▼▼▼

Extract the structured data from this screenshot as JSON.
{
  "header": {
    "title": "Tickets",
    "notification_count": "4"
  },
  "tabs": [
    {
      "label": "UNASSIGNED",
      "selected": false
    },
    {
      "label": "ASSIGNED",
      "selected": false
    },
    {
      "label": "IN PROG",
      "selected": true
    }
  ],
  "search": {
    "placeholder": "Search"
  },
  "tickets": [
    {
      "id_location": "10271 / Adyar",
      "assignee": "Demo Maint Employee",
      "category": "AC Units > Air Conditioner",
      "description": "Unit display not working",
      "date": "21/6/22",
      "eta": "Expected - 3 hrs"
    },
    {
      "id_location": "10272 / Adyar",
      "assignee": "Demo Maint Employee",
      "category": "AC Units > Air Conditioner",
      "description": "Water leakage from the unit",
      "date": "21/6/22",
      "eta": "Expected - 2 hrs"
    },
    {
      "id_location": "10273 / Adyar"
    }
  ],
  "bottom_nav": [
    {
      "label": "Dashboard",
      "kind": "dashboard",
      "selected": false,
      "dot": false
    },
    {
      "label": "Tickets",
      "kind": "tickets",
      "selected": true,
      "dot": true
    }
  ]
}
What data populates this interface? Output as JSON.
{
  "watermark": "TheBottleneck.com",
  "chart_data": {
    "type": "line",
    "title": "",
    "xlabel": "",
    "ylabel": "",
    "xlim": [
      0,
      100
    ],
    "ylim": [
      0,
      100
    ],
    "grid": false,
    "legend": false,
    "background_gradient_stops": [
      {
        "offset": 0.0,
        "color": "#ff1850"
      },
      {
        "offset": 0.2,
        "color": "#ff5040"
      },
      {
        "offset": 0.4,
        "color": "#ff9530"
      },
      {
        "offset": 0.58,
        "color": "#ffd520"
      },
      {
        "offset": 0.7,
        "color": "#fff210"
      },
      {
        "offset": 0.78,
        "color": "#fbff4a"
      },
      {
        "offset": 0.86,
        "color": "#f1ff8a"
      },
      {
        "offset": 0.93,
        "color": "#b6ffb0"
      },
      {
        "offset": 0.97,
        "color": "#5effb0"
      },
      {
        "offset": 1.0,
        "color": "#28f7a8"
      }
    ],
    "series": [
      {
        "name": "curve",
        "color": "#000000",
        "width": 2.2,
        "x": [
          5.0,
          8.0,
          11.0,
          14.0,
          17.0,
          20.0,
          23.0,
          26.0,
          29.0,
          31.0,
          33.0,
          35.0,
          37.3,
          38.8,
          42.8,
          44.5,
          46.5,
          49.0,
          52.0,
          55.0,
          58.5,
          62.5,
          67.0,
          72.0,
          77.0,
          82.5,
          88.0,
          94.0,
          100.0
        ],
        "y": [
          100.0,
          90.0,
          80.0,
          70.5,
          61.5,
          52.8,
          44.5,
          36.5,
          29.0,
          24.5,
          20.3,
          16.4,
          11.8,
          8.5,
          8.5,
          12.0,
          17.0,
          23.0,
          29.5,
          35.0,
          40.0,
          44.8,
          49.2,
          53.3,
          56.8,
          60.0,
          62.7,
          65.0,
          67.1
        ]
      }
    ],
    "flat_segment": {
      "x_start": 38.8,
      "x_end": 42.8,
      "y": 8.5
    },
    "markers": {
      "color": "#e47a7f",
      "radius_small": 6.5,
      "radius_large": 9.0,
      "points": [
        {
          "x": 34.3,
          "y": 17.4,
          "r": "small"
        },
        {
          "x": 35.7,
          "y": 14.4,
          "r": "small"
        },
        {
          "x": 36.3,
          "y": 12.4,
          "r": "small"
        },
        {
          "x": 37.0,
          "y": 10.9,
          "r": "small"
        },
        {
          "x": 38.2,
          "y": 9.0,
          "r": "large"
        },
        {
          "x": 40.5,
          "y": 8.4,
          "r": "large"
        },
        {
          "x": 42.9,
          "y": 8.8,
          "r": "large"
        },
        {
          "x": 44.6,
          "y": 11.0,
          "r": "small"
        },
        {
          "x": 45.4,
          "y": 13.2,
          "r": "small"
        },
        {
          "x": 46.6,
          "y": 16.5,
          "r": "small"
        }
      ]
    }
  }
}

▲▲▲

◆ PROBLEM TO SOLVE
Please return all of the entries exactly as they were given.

◆ RESPONSE TO THIS TASK
Extract the structured data from this screenshot as JSON.
{
  "header": {
    "title": "Tickets",
    "notification_count": "4"
  },
  "tabs": [
    {
      "label": "UNASSIGNED",
      "selected": false
    },
    {
      "label": "ASSIGNED",
      "selected": false
    },
    {
      "label": "IN PROG",
      "selected": true
    }
  ],
  "search": {
    "placeholder": "Search"
  },
  "tickets": [
    {
      "id_location": "10271 / Adyar",
      "assignee": "Demo Maint Employee",
      "category": "AC Units > Air Conditioner",
      "description": "Unit display not working",
      "date": "21/6/22",
      "eta": "Expected - 3 hrs"
    },
    {
      "id_location": "10272 / Adyar",
      "assignee": "Demo Maint Employee",
      "category": "AC Units > Air Conditioner",
      "description": "Water leakage from the unit",
      "date": "21/6/22",
      "eta": "Expected - 2 hrs"
    },
    {
      "id_location": "10273 / Adyar"
    }
  ],
  "bottom_nav": [
    {
      "label": "Dashboard",
      "kind": "dashboard",
      "selected": false,
      "dot": false
    },
    {
      "label": "Tickets",
      "kind": "tickets",
      "selected": true,
      "dot": true
    }
  ]
}
What data populates this interface? Output as JSON.
{
  "watermark": "TheBottleneck.com",
  "chart_data": {
    "type": "line",
    "title": "",
    "xlabel": "",
    "ylabel": "",
    "xlim": [
      0,
      100
    ],
    "ylim": [
      0,
      100
    ],
    "grid": false,
    "legend": false,
    "background_gradient_stops": [
      {
        "offset": 0.0,
        "color": "#ff1850"
      },
      {
        "offset": 0.2,
        "color": "#ff5040"
      },
      {
        "offset": 0.4,
        "color": "#ff9530"
      },
      {
        "offset": 0.58,
        "color": "#ffd520"
      },
      {
        "offset": 0.7,
        "color": "#fff210"
      },
      {
        "offset": 0.78,
        "color": "#fbff4a"
      },
      {
        "offset": 0.86,
        "color": "#f1ff8a"
      },
      {
        "offset": 0.93,
        "color": "#b6ffb0"
      },
      {
        "offset": 0.97,
        "color": "#5effb0"
      },
      {
        "offset": 1.0,
        "color": "#28f7a8"
      }
    ],
    "series": [
      {
        "name": "curve",
        "color": "#000000",
        "width": 2.2,
        "x": [
          5.0,
          8.0,
          11.0,
          14.0,
          17.0,
          20.0,
          23.0,
          26.0,
          29.0,
          31.0,
          33.0,
          35.0,
          37.3,
          38.8,
          42.8,
          44.5,
          46.5,
          49.0,
          52.0,
          55.0,
          58.5,
          62.5,
          67.0,
          72.0,
          77.0,
          82.5,
          88.0,
          94.0,
          100.0
        ],
        "y": [
          100.0,
          90.0,
          80.0,
          70.5,
          61.5,
          52.8,
          44.5,
          36.5,
          29.0,
          24.5,
          20.3,
          16.4,
          11.8,
          8.5,
          8.5,
          12.0,
          17.0,
          23.0,
          29.5,
          35.0,
          40.0,
          44.8,
          49.2,
          53.3,
          56.8,
          60.0,
          62.7,
          65.0,
          67.1
        ]
      }
    ],
    "flat_segment": {
      "x_start": 38.8,
      "x_end": 42.8,
      "y": 8.5
    },
    "markers": {
      "color": "#e47a7f",
      "radius_small": 6.5,
      "radius_large": 9.0,
      "points": [
        {
          "x": 34.3,
          "y": 17.4,
          "r": "small"
        },
        {
          "x": 35.7,
          "y": 14.4,
          "r": "small"
        },
        {
          "x": 36.3,
          "y": 12.4,
          "r": "small"
        },
        {
          "x": 37.0,
          "y": 10.9,
          "r": "small"
        },
        {
          "x": 38.2,
          "y": 9.0,
          "r": "large"
        },
        {
          "x": 40.5,
          "y": 8.4,
          "r": "large"
        },
        {
          "x": 42.9,
          "y": 8.8,
          "r": "large"
        },
        {
          "x": 44.6,
          "y": 11.0,
          "r": "small"
        },
        {
          "x": 45.4,
          "y": 13.2,
          "r": "small"
        },
        {
          "x": 46.6,
          "y": 16.5,
          "r": "small"
        }
      ]
    }
  }
}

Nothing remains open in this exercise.